Around 1720 the Palais de France was extensively remodelled at great cost by Vigné de Vigny, who was sent to Constantinople by the King’s Royal architect, Robert de Cotte.  This building burnt down in 1767 (sadly massive conflagrations were a common occurrence in Constantinople, a densely packed, windy city of largely wooden buildings). 

The version of the Palais de France described in the present manuscript was as fine neo-classical building completed in 1777.  It served as the epicentre of diplomacy in Constantinople during the 1780s, until it was closed for a time during the French Revolution.  From 1799 to 1802, when Napoleon Bonaparte was at war with the Ottoman Empire, the building was occupied by Lord, Elgin, the British Ambassador to the Sublime Porte.  The Palais de France once again became a grand diplomatic salon when it was returned to the restored French royalist regime in 1815.  This version of the Palais burned down in 1831.  It was replaced by a grand new edifice, designed by the architect Pierre-Léonard Laureciscus, built between 1839 and 1847.  France regained its dominant position in Constantinople and many of the great decisions regarding the empire was made in the Palais’s salons, as France (along with Britain) was the Sublime Porte’s main political backer, while French bankers controlled a large portion of the Ottoman economy.  French influence predominated at the Sublime Porte until shortly before World War I, when Germany took the Ottoman Empire into World War I, thus leading to the Palais’s closure.

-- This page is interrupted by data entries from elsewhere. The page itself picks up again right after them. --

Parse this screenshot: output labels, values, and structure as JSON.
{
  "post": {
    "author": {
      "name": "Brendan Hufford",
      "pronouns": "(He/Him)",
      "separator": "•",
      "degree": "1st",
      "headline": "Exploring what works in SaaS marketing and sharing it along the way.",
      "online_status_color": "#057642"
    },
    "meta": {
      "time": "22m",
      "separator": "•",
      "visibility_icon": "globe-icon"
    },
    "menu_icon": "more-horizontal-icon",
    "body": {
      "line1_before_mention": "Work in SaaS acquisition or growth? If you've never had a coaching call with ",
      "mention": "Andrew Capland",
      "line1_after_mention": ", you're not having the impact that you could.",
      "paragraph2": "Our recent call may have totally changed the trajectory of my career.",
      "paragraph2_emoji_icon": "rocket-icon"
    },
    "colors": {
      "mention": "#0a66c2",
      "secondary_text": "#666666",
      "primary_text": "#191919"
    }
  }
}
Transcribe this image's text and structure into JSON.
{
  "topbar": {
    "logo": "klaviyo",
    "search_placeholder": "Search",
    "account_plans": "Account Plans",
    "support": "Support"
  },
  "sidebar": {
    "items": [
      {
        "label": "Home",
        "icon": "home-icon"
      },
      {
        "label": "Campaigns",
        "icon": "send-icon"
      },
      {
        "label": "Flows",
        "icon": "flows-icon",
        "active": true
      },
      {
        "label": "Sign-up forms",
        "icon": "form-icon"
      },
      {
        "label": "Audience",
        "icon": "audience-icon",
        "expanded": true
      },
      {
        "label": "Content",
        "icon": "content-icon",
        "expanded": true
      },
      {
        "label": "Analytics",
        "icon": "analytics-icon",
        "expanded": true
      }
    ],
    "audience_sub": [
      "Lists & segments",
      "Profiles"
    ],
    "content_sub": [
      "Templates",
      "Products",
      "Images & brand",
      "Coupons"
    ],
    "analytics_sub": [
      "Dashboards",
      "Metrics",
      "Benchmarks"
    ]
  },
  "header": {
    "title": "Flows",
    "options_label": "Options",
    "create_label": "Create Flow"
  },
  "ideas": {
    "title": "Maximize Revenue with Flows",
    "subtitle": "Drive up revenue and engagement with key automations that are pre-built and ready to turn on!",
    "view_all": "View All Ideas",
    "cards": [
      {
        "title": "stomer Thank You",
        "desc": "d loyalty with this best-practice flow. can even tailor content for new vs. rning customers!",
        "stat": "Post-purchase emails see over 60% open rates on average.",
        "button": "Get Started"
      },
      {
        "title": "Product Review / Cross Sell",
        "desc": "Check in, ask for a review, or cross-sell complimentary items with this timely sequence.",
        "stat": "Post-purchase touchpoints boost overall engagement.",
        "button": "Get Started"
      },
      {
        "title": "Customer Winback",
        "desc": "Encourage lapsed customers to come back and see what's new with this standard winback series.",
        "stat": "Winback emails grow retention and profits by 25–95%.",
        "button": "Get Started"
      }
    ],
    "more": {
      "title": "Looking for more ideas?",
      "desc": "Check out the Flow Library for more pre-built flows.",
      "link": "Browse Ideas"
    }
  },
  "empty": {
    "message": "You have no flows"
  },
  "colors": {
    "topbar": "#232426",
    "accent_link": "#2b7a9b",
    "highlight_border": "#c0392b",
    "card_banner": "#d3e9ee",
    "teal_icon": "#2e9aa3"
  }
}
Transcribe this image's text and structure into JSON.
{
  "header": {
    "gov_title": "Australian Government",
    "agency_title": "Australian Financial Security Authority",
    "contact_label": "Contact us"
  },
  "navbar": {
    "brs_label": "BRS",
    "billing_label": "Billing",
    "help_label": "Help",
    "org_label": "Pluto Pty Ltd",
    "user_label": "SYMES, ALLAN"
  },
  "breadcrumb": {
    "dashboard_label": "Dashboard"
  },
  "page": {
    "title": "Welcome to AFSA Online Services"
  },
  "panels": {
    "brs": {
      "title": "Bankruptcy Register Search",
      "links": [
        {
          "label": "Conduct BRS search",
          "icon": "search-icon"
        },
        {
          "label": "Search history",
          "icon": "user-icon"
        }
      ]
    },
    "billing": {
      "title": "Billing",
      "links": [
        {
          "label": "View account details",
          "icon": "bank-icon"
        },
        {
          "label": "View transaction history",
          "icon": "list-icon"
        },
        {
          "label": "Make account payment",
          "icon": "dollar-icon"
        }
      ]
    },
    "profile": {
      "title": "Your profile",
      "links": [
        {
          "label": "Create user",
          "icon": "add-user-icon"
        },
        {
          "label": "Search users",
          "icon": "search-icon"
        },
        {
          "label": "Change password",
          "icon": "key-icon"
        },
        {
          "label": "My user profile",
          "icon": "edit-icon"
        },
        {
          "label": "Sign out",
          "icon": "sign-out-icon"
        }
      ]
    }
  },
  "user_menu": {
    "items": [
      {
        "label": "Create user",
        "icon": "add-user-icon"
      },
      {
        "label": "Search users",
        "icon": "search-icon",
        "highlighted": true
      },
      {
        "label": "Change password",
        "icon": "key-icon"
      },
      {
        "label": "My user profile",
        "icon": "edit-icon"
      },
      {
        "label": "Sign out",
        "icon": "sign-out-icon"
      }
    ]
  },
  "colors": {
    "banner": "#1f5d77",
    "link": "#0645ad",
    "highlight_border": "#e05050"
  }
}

In the wake of the war, the Ottoman Empire disintegrated, and the Republic of Turkey (founded in 1923) rose out of its ashes.  The Turkish capital was moved to Ankara, although Istanbul remained the country’s commercial and cultural centre.  Today, Laureciscus’s magnificent Palais de France serves as the residence of the French Consul General in Istanbul and is admired as one of the city’s finest diplomatic estate. 

References: N / A – Document unrecorded.